Highlighted by MEF’s Global Board as a key trend to watch in 2019, we discuss the future of Rich Communication Services with analysts, brands, networks and participants from MEF’s Future of Messaging Programme including Vodafone, XConnect, Telenor, MobileSquared, Netsize and Virgin Trains. They discuss the opportunities RCS presents for brands and customers, the risks & dangers of fraud and their views on if and when the new form of messaging will become widespread globally.

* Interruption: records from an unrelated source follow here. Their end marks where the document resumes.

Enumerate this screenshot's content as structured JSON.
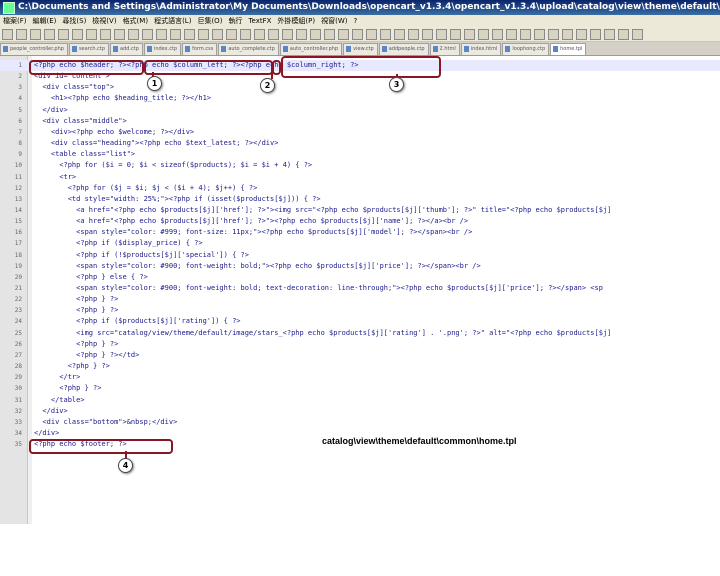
{
  "window": {
    "title": "C:\\Documents and Settings\\Administrator\\My Documents\\Downloads\\opencart_v1.3.4\\opencart_v1.3.4\\upload\\catalog\\view\\theme\\default\\template\\common\\home.tpl - Notepad++"
  },
  "menu": [
    "檔案(F)",
    "編輯(E)",
    "尋找(S)",
    "檢視(V)",
    "格式(M)",
    "程式語言(L)",
    "巨集(O)",
    "執行",
    "TextFX",
    "外掛模組(P)",
    "視窗(W)",
    "?"
  ],
  "tabs": [
    {
      "label": "people_controller.php",
      "active": false
    },
    {
      "label": "search.ctp",
      "active": false
    },
    {
      "label": "add.ctp",
      "active": false
    },
    {
      "label": "index.ctp",
      "active": false
    },
    {
      "label": "form.css",
      "active": false
    },
    {
      "label": "auto_complete.ctp",
      "active": false
    },
    {
      "label": "auto_controller.php",
      "active": false
    },
    {
      "label": "view.ctp",
      "active": false
    },
    {
      "label": "addpeople.ctp",
      "active": false
    },
    {
      "label": "2.html",
      "active": false
    },
    {
      "label": "index.html",
      "active": false
    },
    {
      "label": "loophong.ctp",
      "active": false
    },
    {
      "label": "home.tpl",
      "active": true
    }
  ],
  "code_lines": [
    {
      "n": "1",
      "text": "<?php echo $header; ?><?php echo $column_left; ?><?php echo $column_right; ?>"
    },
    {
      "n": "2",
      "text": "<div id=\"content\">"
    },
    {
      "n": "3",
      "text": "  <div class=\"top\">"
    },
    {
      "n": "4",
      "text": "    <h1><?php echo $heading_title; ?></h1>"
    },
    {
      "n": "5",
      "text": "  </div>"
    },
    {
      "n": "6",
      "text": "  <div class=\"middle\">"
    },
    {
      "n": "7",
      "text": "    <div><?php echo $welcome; ?></div>"
    },
    {
      "n": "8",
      "text": "    <div class=\"heading\"><?php echo $text_latest; ?></div>"
    },
    {
      "n": "9",
      "text": "    <table class=\"list\">"
    },
    {
      "n": "10",
      "text": "      <?php for ($i = 0; $i < sizeof($products); $i = $i + 4) { ?>"
    },
    {
      "n": "11",
      "text": "      <tr>"
    },
    {
      "n": "12",
      "text": "        <?php for ($j = $i; $j < ($i + 4); $j++) { ?>"
    },
    {
      "n": "13",
      "text": "        <td style=\"width: 25%;\"><?php if (isset($products[$j])) { ?>"
    },
    {
      "n": "14",
      "text": "          <a href=\"<?php echo $products[$j]['href']; ?>\"><img src=\"<?php echo $products[$j]['thumb']; ?>\" title=\"<?php echo $products[$j]"
    },
    {
      "n": "15",
      "text": "          <a href=\"<?php echo $products[$j]['href']; ?>\"><?php echo $products[$j]['name']; ?></a><br />"
    },
    {
      "n": "16",
      "text": "          <span style=\"color: #999; font-size: 11px;\"><?php echo $products[$j]['model']; ?></span><br />"
    },
    {
      "n": "17",
      "text": "          <?php if ($display_price) { ?>"
    },
    {
      "n": "18",
      "text": "          <?php if (!$products[$j]['special']) { ?>"
    },
    {
      "n": "19",
      "text": "          <span style=\"color: #900; font-weight: bold;\"><?php echo $products[$j]['price']; ?></span><br />"
    },
    {
      "n": "20",
      "text": "          <?php } else { ?>"
    },
    {
      "n": "21",
      "text": "          <span style=\"color: #900; font-weight: bold; text-decoration: line-through;\"><?php echo $products[$j]['price']; ?></span> <sp"
    },
    {
      "n": "22",
      "text": "          <?php } ?>"
    },
    {
      "n": "23",
      "text": "          <?php } ?>"
    },
    {
      "n": "24",
      "text": "          <?php if ($products[$j]['rating']) { ?>"
    },
    {
      "n": "25",
      "text": "          <img src=\"catalog/view/theme/default/image/stars_<?php echo $products[$j]['rating'] . '.png'; ?>\" alt=\"<?php echo $products[$j]"
    },
    {
      "n": "26",
      "text": "          <?php } ?>"
    },
    {
      "n": "27",
      "text": "          <?php } ?></td>"
    },
    {
      "n": "28",
      "text": "        <?php } ?>"
    },
    {
      "n": "29",
      "text": "      </tr>"
    },
    {
      "n": "30",
      "text": "      <?php } ?>"
    },
    {
      "n": "31",
      "text": "    </table>"
    },
    {
      "n": "32",
      "text": "  </div>"
    },
    {
      "n": "33",
      "text": "  <div class=\"bottom\">&nbsp;</div>"
    },
    {
      "n": "34",
      "text": "</div>"
    },
    {
      "n": "35",
      "text": "<?php echo $footer; ?>"
    }
  ],
  "annotations": {
    "callouts": [
      "1",
      "2",
      "3",
      "4"
    ],
    "path_label": "catalog\\view\\theme\\default\\common\\home.tpl",
    "color": "#8a1525"
  }
}
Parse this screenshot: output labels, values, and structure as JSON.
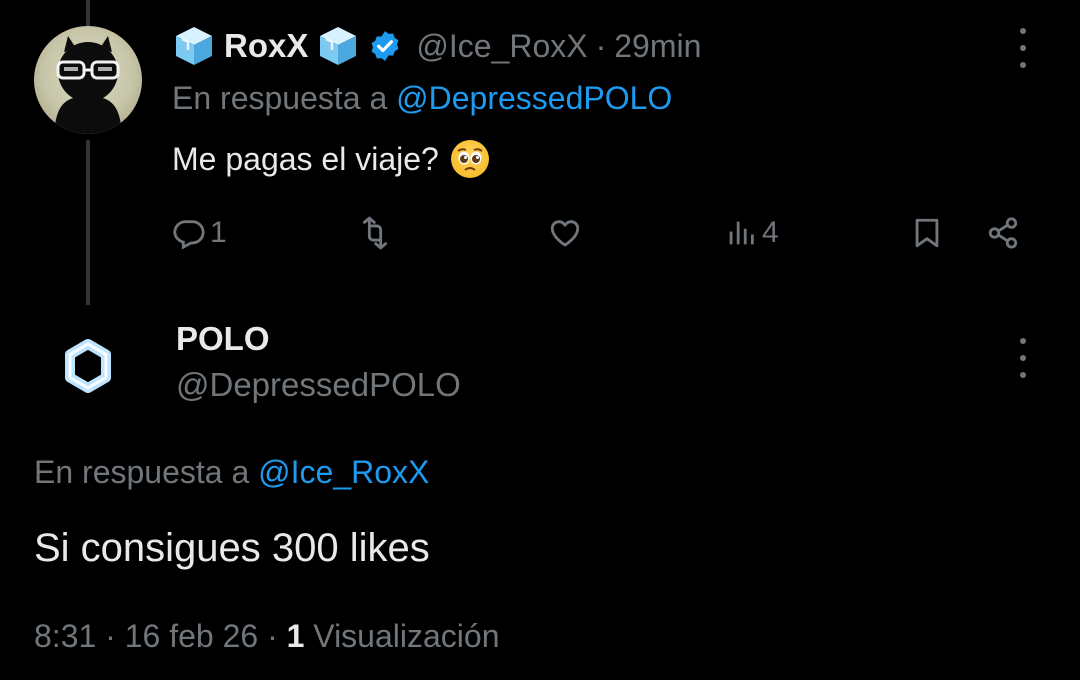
{
  "tweet1": {
    "display_name": "RoxX",
    "name_emoji": "ice-cube",
    "verified": true,
    "handle": "@Ice_RoxX",
    "separator": "·",
    "time": "29min",
    "reply_prefix": "En respuesta a",
    "reply_to": "@DepressedPOLO",
    "text": "Me pagas el viaje?",
    "text_emoji": "pleading-face",
    "reply_count": "1",
    "view_count": "4"
  },
  "tweet2": {
    "display_name": "POLO",
    "handle": "@DepressedPOLO",
    "reply_prefix": "En respuesta a",
    "reply_to": "@Ice_RoxX",
    "text": "Si consigues 300 likes",
    "time": "8:31",
    "date": "16 feb 26",
    "separator": "·",
    "views_number": "1",
    "views_label": "Visualización"
  },
  "colors": {
    "background": "#000000",
    "text": "#e7e9ea",
    "muted": "#71767b",
    "link": "#1d9bf0",
    "verified": "#1d9bf0"
  }
}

“It’s an industry standard” says Vodafone’s Liz McCord “GSMA led, we have support from all of the major handset manufacturers from Samsung, from Google, who is not only providing a client but a back-end for some operators.. and we’re starting to see… all of the Japanese operators launched at the same time, the whole of the US is live, we have markets coming online – we shall soon see a much stronger presence of RCS.”
CIO of Virgin Trains John Sullivan has no doubt RCS will become a new standard for brands: “I’m very confident that the other mobile operators in the UK will be jumping to use RCS. Its the right thing for the customers, simple as that. If you look at text messaging its been great but its 25 years old, and it’s about time we had an upgrade: RCS for us is the perfect upgrade.”
Nick Lane, chief Analyst at Mobile Squared is equally convinced that brands will be investing in RCS instead of apps and traditional mobile advertising. “The trials are delivering results that are very powerful. Part of the continuation of the power of SMS and the level of engagement you get – and that is starting to be applied to RCS, to call it SMS 2.0 is short sighted; this goes beyond apps. We’re going to see companies invest in RCS and drop their spend on apps, and potentially, they should move their investment in mobile advertising into RCS, far more effective.”
Eric Brouard, Marketing Director at Netsize also suggested that the time is right for RCS; “SMS has been around for a very very long time and used in so many different use cases but has reached its limits – it only 160 characters, black and white plain text – so although you can enrich the experience with a link and redirecting the user to a landing page, its still not a rich experience, so basically RCS has to move forward as a product and has to be provided to the end user and to brands as well for them to communicate to the end users.”
Tim Ward XConnect‘s VP of Marketing and Sales agrees RCS could significantly change how brands communicate with customers , suggesting “once a couple of large brands have really adopted and driven the communication with their customers – everyone will want to do it, because it will be (it seems to me) a very obvious step which takes you away from being dependent on loaded apps and allows messages to become rich, which is what its meant to be.”
Tim Green, MEF Minute Features Editor commented on the importance of discussing the scope for RCS to be used by criminals for fraud against consumers: “SMS is plagued a little bit by a lack of ability to identify the sender which invites criminals to phish by pretending to be legitimate businesses. With RCS there’s going to be a lot tighter control on registering as a legitimate business, and Google obviously has lots of AI and data including maps and so on, that can test against whether a business is legitimate or not.”
Juan Ramirez Digital Solutions Architect at Telenor also feels the issue of trust is key to the success of RCS. “We need to come up with a solution on our platform that is trust worthy end to end so end-users, companies and brands know that it is a safe channel and they know they wont be affected or be the victim of fraud. We need to work together with the community of aggregators and enterprises to ensure that what we are defining together will enable just that.”